Feature-phone users still make up more than half of all mobile users and Sunnebo considers this to be the new battleground in the coming year. Adding Windows Phone into the mix with older versions of the iPhone and Samsung Galaxy models is sure to make for some competition in wooing first-time smartphone owners, particularly in emerging markets.
“The brands that win in this segment will be those that understand and address the needs of consumers in terms of price, content and quality,” Sunnebo said.
While Apple and Android continue to lead smartphone sales, patterns are emerging in certain regions. Android is stronger in the major European markets and China, where the operating system accounted for about 70 percent of smartphone sales in the past quarter. Meanwhile, Apple is still performing well in the United States, where it claims more than 43 percent of sales. Apple continues to show steady annual growth in Britain, France and Mexico.
BlackBerry, which was once a top operating system, only accounts for 2.4 percent of sales in the big five European markets and just 1.2 percent in the United States.

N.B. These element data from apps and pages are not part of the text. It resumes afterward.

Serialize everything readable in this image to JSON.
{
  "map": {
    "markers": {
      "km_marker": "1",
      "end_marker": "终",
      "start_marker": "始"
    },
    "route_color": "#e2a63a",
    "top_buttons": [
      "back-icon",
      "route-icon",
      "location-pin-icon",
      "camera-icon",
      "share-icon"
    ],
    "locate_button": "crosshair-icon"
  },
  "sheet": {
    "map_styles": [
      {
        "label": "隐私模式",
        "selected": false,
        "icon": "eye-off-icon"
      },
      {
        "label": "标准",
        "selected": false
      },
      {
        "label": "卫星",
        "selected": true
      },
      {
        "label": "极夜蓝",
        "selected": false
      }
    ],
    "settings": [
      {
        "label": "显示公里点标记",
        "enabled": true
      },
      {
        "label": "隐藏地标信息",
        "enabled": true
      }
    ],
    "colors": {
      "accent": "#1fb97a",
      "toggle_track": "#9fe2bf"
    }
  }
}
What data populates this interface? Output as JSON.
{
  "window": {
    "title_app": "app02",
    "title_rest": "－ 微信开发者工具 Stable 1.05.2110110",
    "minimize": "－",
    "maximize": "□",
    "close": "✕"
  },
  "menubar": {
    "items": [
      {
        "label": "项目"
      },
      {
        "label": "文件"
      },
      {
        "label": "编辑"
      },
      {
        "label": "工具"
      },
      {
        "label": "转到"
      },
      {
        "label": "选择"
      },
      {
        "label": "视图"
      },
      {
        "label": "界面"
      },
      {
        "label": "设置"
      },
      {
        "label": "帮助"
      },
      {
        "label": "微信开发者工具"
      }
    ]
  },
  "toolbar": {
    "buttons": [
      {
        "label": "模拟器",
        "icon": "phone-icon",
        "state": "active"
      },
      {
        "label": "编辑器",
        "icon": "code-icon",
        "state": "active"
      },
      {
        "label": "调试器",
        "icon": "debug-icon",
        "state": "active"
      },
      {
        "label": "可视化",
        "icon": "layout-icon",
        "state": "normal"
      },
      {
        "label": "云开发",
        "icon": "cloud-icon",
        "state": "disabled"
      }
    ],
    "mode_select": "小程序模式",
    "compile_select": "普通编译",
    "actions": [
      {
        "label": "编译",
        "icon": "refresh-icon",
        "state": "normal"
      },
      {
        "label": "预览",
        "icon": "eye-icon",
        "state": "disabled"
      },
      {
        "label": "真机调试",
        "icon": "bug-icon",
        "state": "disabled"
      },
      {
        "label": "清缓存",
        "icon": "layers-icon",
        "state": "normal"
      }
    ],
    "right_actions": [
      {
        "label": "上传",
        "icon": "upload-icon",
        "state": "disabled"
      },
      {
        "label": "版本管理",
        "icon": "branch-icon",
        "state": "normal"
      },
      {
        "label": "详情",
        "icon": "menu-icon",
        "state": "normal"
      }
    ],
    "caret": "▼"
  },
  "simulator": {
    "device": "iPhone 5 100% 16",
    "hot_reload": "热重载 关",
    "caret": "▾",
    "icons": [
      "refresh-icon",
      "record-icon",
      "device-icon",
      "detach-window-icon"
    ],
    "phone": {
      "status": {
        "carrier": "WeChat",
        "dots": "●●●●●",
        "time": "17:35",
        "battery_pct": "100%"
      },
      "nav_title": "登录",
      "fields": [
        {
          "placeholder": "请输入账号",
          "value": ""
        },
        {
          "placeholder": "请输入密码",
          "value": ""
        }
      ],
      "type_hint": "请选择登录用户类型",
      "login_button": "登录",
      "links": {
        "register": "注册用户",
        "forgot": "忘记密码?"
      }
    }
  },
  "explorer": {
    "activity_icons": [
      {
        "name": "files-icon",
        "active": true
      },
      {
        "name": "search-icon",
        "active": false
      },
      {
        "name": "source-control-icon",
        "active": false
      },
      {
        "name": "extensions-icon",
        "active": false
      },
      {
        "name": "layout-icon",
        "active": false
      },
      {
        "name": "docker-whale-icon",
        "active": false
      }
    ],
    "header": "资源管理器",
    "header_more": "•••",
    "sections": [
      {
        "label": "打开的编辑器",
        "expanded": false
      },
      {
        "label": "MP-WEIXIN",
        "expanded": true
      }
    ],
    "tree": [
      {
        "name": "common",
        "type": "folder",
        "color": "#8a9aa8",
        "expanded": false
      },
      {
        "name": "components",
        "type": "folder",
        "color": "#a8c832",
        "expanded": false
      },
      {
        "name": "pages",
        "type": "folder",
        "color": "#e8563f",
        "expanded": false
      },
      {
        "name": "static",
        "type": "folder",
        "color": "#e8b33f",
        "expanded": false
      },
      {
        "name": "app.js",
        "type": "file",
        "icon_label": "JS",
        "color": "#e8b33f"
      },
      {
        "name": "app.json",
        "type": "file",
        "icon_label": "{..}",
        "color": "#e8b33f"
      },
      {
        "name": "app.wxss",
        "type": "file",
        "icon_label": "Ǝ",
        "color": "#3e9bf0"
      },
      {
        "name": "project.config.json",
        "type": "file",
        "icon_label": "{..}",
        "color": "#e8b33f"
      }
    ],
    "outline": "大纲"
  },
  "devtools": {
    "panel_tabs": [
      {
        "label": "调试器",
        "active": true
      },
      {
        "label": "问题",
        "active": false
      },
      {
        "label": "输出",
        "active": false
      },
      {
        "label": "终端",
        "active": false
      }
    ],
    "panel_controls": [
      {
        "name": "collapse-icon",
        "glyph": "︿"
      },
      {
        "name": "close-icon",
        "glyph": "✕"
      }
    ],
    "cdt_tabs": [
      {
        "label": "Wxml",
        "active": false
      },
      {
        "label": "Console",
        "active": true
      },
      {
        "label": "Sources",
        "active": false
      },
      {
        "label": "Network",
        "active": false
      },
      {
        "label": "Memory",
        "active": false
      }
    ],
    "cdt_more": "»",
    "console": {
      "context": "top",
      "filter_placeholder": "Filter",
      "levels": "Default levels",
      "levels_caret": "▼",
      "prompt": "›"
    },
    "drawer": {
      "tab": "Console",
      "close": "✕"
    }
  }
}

It will be interesting to see how Microsoft’s purchase of Nokia’s devices unit impacts the future of Windows phones.